Collected data
--------------------------------------------------
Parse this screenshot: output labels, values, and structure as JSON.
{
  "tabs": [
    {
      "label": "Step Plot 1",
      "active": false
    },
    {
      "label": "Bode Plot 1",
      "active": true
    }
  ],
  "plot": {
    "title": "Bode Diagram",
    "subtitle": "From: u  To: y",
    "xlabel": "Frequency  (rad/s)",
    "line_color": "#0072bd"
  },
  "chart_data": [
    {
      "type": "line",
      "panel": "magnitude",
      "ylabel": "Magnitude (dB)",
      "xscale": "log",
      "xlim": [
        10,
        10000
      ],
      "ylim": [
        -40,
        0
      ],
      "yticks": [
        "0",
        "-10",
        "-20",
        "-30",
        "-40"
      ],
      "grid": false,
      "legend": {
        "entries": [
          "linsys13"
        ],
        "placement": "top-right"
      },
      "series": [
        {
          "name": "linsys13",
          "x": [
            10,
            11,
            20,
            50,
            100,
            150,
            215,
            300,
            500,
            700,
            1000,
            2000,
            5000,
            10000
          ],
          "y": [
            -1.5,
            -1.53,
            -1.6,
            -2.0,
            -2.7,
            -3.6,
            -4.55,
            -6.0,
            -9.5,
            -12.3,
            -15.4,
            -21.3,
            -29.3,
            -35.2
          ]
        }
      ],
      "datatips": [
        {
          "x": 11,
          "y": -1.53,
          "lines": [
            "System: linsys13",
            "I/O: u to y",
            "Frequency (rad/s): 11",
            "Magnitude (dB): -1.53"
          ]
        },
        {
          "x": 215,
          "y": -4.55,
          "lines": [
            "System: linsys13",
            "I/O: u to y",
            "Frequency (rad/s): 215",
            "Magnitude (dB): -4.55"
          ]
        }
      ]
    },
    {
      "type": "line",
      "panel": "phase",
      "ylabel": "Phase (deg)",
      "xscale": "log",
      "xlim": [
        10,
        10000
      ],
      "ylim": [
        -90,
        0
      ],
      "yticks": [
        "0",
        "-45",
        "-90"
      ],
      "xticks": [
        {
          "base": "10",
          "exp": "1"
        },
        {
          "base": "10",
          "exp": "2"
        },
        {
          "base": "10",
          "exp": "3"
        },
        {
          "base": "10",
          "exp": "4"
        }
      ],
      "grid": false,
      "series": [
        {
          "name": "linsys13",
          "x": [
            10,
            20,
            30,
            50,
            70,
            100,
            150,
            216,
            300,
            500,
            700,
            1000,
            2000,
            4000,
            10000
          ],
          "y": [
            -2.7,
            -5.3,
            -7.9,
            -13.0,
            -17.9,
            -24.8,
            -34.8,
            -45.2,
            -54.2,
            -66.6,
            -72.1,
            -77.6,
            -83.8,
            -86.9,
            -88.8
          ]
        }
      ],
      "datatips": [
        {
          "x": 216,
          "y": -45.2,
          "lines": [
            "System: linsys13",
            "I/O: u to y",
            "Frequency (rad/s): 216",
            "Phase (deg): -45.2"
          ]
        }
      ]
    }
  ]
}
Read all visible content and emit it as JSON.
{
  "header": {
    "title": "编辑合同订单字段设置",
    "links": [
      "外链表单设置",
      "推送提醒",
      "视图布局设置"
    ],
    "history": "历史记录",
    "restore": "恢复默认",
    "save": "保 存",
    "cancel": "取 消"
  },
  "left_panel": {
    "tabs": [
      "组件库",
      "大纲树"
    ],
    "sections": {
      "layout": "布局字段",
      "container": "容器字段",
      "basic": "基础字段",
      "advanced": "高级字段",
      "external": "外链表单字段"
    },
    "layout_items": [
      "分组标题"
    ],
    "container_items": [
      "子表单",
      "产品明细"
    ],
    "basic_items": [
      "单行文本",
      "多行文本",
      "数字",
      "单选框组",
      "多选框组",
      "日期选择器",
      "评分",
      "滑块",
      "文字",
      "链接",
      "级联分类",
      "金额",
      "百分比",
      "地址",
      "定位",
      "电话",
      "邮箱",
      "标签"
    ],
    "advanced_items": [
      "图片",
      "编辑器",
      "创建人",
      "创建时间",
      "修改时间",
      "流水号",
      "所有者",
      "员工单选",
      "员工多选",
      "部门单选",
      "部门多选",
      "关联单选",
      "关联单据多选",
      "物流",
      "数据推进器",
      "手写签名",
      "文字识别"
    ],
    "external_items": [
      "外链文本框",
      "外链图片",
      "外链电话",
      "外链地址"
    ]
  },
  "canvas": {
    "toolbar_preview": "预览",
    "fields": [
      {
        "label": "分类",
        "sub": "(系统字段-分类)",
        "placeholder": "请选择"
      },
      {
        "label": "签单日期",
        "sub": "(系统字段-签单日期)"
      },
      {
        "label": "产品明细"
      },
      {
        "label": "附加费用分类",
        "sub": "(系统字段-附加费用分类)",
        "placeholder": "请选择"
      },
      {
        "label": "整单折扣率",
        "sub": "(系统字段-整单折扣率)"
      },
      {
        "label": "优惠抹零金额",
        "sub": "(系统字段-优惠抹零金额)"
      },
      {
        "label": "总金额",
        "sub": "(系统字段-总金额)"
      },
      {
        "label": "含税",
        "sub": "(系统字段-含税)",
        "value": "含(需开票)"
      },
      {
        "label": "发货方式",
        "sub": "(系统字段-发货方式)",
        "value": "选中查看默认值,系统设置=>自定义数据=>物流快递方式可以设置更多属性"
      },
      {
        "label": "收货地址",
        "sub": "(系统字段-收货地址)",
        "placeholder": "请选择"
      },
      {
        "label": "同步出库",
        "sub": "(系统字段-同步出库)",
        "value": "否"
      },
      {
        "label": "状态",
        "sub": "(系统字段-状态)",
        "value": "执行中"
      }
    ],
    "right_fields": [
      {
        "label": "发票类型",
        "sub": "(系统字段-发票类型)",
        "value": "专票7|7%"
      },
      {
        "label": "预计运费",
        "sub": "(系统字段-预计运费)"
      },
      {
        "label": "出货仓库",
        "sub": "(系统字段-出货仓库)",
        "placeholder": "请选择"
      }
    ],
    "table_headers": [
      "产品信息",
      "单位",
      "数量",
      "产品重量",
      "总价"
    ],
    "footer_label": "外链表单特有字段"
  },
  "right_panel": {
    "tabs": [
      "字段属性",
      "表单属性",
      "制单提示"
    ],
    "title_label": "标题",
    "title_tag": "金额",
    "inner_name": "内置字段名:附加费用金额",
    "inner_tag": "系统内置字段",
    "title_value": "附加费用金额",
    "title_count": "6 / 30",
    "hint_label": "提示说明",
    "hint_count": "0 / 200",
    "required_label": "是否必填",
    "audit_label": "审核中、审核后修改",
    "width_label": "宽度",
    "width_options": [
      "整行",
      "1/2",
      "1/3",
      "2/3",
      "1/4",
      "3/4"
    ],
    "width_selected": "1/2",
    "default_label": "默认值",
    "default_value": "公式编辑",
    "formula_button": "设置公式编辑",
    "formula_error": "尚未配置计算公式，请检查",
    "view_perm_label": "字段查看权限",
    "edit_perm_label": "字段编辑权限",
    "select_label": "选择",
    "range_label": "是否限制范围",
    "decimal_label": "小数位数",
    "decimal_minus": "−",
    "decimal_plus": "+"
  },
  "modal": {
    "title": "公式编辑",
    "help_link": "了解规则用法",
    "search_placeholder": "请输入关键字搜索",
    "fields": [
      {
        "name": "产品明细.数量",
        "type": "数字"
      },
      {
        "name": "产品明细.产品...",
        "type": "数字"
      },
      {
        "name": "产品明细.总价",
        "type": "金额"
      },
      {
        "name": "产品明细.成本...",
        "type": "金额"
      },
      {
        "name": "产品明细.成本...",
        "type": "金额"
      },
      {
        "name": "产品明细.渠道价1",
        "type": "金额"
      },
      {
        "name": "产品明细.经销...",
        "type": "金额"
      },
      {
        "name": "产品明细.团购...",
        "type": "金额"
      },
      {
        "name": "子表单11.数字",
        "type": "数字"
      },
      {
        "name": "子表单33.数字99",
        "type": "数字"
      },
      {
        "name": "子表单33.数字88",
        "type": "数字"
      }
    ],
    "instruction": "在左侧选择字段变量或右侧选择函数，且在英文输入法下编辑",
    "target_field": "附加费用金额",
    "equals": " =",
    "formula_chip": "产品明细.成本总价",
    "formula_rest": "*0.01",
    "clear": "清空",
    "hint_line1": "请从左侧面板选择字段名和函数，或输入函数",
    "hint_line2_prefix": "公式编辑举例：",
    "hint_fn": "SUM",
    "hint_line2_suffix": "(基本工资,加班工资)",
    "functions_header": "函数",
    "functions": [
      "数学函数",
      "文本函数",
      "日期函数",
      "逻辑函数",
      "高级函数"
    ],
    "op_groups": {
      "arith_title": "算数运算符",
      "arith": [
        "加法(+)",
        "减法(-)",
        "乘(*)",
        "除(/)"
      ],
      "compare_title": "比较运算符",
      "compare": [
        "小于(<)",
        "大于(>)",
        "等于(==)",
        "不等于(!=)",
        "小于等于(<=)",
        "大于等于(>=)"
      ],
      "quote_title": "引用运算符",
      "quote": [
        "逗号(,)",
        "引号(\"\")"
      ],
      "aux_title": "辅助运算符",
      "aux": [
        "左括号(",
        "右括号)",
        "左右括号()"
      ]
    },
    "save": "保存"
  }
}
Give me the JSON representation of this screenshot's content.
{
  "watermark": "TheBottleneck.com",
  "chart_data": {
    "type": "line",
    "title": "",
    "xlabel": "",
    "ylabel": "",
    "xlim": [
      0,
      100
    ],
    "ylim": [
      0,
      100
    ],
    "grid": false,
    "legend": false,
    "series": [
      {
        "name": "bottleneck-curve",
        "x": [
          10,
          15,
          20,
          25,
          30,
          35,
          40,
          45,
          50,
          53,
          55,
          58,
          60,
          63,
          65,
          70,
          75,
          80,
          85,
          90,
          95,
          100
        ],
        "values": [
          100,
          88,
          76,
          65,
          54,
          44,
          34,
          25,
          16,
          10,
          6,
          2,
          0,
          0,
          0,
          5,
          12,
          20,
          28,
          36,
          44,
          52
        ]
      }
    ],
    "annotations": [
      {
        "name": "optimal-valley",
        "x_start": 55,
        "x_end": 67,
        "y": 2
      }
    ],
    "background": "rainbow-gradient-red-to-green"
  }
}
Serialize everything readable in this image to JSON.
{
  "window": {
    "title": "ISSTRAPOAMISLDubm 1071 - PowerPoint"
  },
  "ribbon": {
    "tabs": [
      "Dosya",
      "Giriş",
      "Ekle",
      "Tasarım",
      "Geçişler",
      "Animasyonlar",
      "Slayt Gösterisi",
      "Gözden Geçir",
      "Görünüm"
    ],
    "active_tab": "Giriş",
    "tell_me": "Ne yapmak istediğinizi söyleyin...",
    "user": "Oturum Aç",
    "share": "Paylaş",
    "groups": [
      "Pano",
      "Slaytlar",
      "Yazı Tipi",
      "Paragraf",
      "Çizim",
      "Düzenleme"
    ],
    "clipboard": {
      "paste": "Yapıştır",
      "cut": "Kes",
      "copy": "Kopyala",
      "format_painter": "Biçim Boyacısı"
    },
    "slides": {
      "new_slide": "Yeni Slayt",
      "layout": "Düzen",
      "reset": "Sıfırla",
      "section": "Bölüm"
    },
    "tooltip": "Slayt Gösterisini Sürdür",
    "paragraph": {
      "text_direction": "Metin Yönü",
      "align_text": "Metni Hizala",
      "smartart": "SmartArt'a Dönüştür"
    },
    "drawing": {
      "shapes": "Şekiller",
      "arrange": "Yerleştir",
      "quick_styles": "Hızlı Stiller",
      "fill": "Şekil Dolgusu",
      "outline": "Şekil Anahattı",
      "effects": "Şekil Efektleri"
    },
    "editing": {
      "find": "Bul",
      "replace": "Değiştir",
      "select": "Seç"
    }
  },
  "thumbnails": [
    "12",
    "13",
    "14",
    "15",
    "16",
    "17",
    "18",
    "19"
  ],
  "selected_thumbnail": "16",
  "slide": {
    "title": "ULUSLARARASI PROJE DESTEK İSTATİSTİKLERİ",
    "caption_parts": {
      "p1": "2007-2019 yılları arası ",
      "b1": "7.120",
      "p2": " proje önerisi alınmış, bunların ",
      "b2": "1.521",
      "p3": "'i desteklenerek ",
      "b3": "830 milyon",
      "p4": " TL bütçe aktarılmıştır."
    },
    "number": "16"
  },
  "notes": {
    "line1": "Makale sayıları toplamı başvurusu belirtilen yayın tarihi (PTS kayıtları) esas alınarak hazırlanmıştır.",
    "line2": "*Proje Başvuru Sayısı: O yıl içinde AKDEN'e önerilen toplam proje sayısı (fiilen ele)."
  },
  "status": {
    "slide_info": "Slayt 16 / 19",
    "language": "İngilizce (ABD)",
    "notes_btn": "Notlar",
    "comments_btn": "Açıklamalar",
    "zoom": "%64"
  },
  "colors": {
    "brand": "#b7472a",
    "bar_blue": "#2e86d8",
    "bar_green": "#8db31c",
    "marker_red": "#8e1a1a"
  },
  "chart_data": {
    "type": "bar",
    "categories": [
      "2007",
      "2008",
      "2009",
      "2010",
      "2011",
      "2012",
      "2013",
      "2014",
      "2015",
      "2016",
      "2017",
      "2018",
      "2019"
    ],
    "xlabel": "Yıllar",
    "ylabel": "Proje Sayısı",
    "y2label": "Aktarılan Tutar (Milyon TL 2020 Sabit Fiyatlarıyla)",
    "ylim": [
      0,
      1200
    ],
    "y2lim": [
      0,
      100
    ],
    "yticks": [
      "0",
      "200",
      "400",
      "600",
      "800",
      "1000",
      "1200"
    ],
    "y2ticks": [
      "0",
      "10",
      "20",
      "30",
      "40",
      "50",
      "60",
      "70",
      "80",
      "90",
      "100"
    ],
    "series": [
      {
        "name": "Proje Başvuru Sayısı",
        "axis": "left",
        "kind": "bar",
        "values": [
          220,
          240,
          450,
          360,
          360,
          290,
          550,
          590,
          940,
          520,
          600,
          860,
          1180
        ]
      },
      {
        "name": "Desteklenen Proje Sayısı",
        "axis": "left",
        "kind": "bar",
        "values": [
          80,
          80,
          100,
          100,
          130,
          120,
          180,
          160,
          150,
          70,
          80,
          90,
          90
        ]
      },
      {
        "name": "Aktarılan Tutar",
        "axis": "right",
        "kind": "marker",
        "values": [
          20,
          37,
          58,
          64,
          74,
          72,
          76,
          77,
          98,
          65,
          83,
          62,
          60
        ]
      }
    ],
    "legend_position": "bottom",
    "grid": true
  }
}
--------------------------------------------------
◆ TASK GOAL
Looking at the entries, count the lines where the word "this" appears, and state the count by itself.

◆ SOLVED EXERCISE
3